Lockheed Martin has taken similar steps to develop a more inclusive hiring strategy—joining forces with Jobs for the Future’s Talent of Tomorrow initiative to accelerate hiring of non-traditional candidates from community and technical colleges, apprenticeships and internal reskilling efforts.
As enterprise leaders work to maximize investments in recruitment, training and development, we are starting to see an increased focus on measurement—and reconsidering how we understand a person’s potential contributions in ways that far exceed a sheet of paper—or even traditional in-person interview methods.

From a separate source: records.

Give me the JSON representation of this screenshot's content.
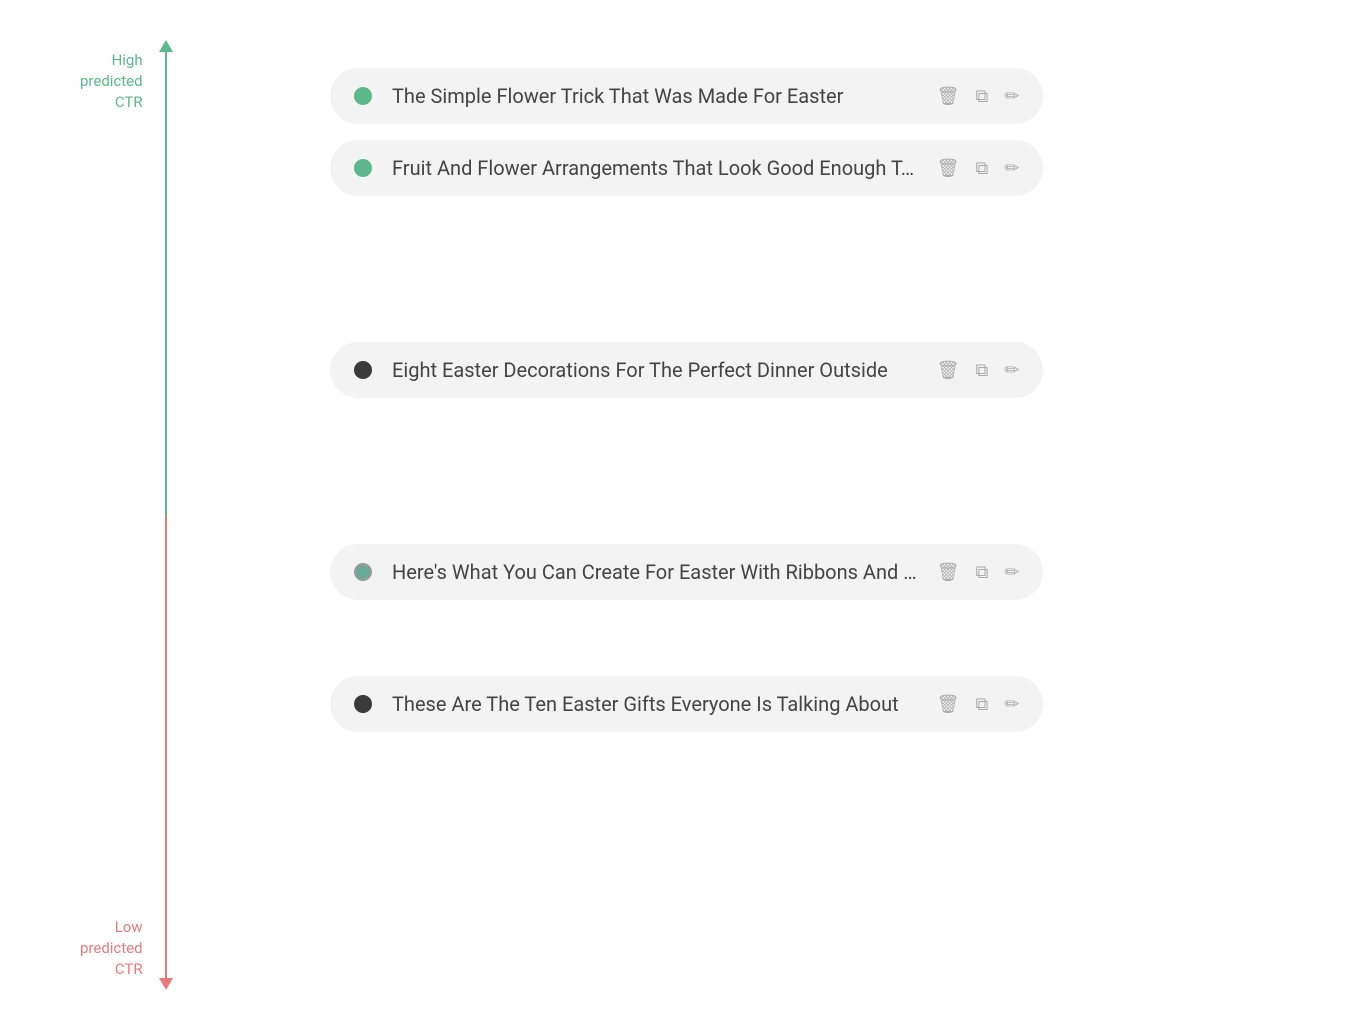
{
  "axis": {
    "high_label": [
      "High",
      "predicted",
      "CTR"
    ],
    "low_label": [
      "Low",
      "predicted",
      "CTR"
    ],
    "high_color": "#5ab88c",
    "low_color": "#e87a7a"
  },
  "items": [
    {
      "id": 1,
      "title": "The Simple Flower Trick That Was Made For Easter",
      "dot_type": "green",
      "position": "high"
    },
    {
      "id": 2,
      "title": "Fruit And Flower Arrangements That Look Good Enough T…",
      "dot_type": "green",
      "position": "high"
    },
    {
      "id": 3,
      "title": "Eight Easter Decorations For The Perfect Dinner Outside",
      "dot_type": "dark",
      "position": "mid"
    },
    {
      "id": 4,
      "title": "Here's What You Can Create For Easter With Ribbons And …",
      "dot_type": "teal",
      "position": "low-mid"
    },
    {
      "id": 5,
      "title": "These Are The Ten Easter Gifts Everyone Is Talking About",
      "dot_type": "dark",
      "position": "low"
    }
  ],
  "icons": {
    "delete": "🗑",
    "copy": "⧉",
    "edit": "✏"
  }
}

Even before the pandemic forced companies throughout the U.S. to go virtual, JP Morgan scrapped its popular and highly-regarded campus interviewing and recruiting program, in favor of video interviews and behavior-based simulations designed to evaluate potential hires’ reaction to complex assignments that test problem-solving, critical thinking and communication.
The shift to skills-based hiring
As these examples illustrate, large-enterprise employers are using their influence and reach to implement more inclusive—and equitable—hiring practices that look beyond increasingly archaic instruments. But the résumé isn’t the only feature of our incumbent system of recruitment and hiring under scrutiny. A recent survey of HR leaders found 36 percent are either relaxing college degree requirements—or eliminating them completely.
Simplistic statements around the demise of the degree itself are a bridge too far, particularly at a time when most new jobs will require at least some type of credential beyond high school. But these trends do underscore that employers aren’t the only ones on the hook to help us move beyond our historic dependence on traditional proxies for skill and talent. Talent leaders, colleges and universities have an enormous amount at stake—and much to gain—by helping to lead a shift to skills-based hiring.
The adoption of skills-based hiring practices would also have profound implications for rooting out bias and exclusionary practices in the talent discovery and screening process itself. Some 40 percent of Black adults with a college degree work in jobs that don’t require them—suggesting employers are leaving talent on the table at a massive scale. But the answer to labor market undermatching isn’t simply deeper skepticism of the degree.
Instead, to break this stalemate on skills-based hiring, educators and employers must shift from a reliance on traditional measures of signaling and screening toward a more authentic assessment of skills—generating better outcomes for employers and current and prospective talent alike. This requires colleges and employers to make changes in institutional behavior, practice and governance. That can’t happen overnight.
Given what it has come to symbolize, it feels safe to assume Da Vinci would be less interested in taking credit for minting the first résumé—and more energized by the possibilities to engineer its replacement. While moving beyond the traditional currency of talent and hiring won’t be easy, when this change finally takes root, it will be a modern marvel of which Da Vinci himself may be proud.